If Catholic / Christian opposition to scientific discovery had ceased in the 17th century I’d be finished here. But it hasn’t. It continues to this day.
The latest war against science by the spiritually impaired is over animal cloning. Right now cloning is only viable for breeding stock. If and when it can be reliably and economically implemented, this technology could dramatically increase animal product productivity, ease world hunger, and improve the lot of millions. Unfortunately. the cloning of specific animals that are high yield egg, wool, meat, or milk producers, etc., somehow displeases God and/or It’s disciples.
Statistics indicate that 79% of Protestants, and 61% of Catholics oppose animal cloning.
Of non-believers only 40% oppose it. It’s no coincidence, and no surprise either, that the higher the education, and the higher the income level of the poll respondents, the more likely they are to approve of animal cloning. Here’s the full article and data: http://abcnews.go.com/sections/scitech/DailyNews/poll010816_cloning.html

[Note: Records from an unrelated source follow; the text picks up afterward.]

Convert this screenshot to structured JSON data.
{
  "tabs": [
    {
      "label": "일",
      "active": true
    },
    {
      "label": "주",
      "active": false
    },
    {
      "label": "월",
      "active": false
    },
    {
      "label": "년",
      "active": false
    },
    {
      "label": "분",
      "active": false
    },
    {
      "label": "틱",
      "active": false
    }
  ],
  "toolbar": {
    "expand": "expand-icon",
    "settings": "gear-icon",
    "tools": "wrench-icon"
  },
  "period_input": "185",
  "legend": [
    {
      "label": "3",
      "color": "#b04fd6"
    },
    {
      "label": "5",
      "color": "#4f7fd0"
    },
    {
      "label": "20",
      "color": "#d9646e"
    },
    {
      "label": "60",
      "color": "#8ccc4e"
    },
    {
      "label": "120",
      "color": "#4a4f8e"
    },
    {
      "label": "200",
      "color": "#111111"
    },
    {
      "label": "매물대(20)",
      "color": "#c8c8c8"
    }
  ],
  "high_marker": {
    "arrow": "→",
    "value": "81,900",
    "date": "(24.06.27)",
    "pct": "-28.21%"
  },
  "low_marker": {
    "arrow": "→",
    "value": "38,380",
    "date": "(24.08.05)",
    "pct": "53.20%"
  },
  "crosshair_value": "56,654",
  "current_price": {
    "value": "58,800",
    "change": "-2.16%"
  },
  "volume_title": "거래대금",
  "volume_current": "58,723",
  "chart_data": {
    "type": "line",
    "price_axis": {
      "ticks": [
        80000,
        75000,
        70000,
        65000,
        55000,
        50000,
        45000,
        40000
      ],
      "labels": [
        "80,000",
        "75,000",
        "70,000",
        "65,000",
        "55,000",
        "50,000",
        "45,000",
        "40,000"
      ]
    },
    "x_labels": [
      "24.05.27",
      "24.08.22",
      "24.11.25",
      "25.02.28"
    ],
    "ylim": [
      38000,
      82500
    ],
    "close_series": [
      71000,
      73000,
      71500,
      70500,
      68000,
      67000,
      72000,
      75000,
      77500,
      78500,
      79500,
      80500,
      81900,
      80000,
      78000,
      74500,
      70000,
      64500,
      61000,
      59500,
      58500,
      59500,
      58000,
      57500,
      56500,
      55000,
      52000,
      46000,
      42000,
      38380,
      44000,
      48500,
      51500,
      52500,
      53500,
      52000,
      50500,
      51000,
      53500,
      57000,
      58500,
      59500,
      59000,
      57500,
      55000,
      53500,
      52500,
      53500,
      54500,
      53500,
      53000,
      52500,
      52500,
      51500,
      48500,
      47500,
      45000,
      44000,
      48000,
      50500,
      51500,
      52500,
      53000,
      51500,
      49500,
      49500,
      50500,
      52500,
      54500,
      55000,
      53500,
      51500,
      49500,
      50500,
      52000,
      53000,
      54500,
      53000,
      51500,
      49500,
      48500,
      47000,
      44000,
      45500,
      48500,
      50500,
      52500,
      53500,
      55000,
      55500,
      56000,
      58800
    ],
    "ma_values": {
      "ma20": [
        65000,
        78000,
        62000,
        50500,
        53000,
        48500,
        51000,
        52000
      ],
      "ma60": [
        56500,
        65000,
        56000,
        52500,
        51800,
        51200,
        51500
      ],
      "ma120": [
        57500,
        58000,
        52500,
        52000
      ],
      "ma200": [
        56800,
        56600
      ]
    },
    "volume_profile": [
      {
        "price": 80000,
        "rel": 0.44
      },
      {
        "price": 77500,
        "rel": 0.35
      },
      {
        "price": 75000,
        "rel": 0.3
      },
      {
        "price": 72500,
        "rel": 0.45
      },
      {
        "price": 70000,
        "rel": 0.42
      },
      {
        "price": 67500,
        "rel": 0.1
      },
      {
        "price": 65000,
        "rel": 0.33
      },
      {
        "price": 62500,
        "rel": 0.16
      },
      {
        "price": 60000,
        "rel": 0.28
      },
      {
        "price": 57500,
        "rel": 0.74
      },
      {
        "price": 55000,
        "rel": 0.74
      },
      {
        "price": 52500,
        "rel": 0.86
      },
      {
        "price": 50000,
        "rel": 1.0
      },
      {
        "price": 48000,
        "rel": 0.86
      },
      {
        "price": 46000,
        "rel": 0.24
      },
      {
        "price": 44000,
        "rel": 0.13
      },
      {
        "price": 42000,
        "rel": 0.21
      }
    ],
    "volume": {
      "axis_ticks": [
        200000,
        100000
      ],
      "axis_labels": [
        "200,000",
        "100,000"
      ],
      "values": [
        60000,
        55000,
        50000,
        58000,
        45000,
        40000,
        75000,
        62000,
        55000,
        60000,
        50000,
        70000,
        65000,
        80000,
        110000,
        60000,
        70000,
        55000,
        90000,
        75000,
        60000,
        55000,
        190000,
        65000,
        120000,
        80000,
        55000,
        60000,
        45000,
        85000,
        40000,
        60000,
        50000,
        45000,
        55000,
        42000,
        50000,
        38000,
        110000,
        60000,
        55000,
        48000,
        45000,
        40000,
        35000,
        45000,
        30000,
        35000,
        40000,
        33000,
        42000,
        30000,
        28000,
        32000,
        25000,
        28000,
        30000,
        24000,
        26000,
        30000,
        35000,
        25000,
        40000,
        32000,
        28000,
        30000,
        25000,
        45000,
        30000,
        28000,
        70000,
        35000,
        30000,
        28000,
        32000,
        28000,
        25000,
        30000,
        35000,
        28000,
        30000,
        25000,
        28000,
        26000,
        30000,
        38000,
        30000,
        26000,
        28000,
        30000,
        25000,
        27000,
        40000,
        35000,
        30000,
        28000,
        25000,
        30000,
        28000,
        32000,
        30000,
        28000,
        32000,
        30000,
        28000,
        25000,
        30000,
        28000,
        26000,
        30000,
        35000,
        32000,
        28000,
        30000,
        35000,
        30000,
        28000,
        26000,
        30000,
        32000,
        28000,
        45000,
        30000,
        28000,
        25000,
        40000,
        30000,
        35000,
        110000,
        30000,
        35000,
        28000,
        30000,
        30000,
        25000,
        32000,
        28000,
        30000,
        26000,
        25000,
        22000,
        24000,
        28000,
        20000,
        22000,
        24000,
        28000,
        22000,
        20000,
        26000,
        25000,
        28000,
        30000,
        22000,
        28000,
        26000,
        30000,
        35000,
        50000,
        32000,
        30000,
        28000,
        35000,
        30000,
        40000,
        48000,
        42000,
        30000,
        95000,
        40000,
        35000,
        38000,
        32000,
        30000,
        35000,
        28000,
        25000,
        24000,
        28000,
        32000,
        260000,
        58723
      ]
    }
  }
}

Some theists like to credit God, and not scientists or doctors, for discoveries that have enhanced or extended our lives. Interestingly, more often than not God gets credit for those things many years after the fact, after theists had opposed the innovation to begin with.( i.e.: “If man had been intended to fly, God would have given him wings!”). But, if God is the inspiration for those things theists ultimately come to accept as good… why does God not get blamed for discoveries and technological developments theists deem as bad? If all creative innovation is God’s will, why oppose it? Who is to say what "God Hath Wrought" is bad? Or perhaps scientists developing cloning are being given the formula by “Satan”!?!? The brains of believers work in strange and mysterious ways.
So, religiosity continues its opposition to Man’s advancement, and once again stands in the way of the improvement of the human condition. One can only imagine what scriptural chapter and verse Christians will pervert to justify their objections to cloning on religious grounds. As far as I know one has yet to be offered. How about:
“Let no one be found among you…who practices divination or sorcery, interprets omens, engages in witchcraft, or casts spells, or who is a medium or spiritist or who consults the dead. Anyone who does these things is detestable to the LORD…"
(Deuteronomy 18: 10-12); or better yet
"The poor you will always have with you" (Matthew 26:11)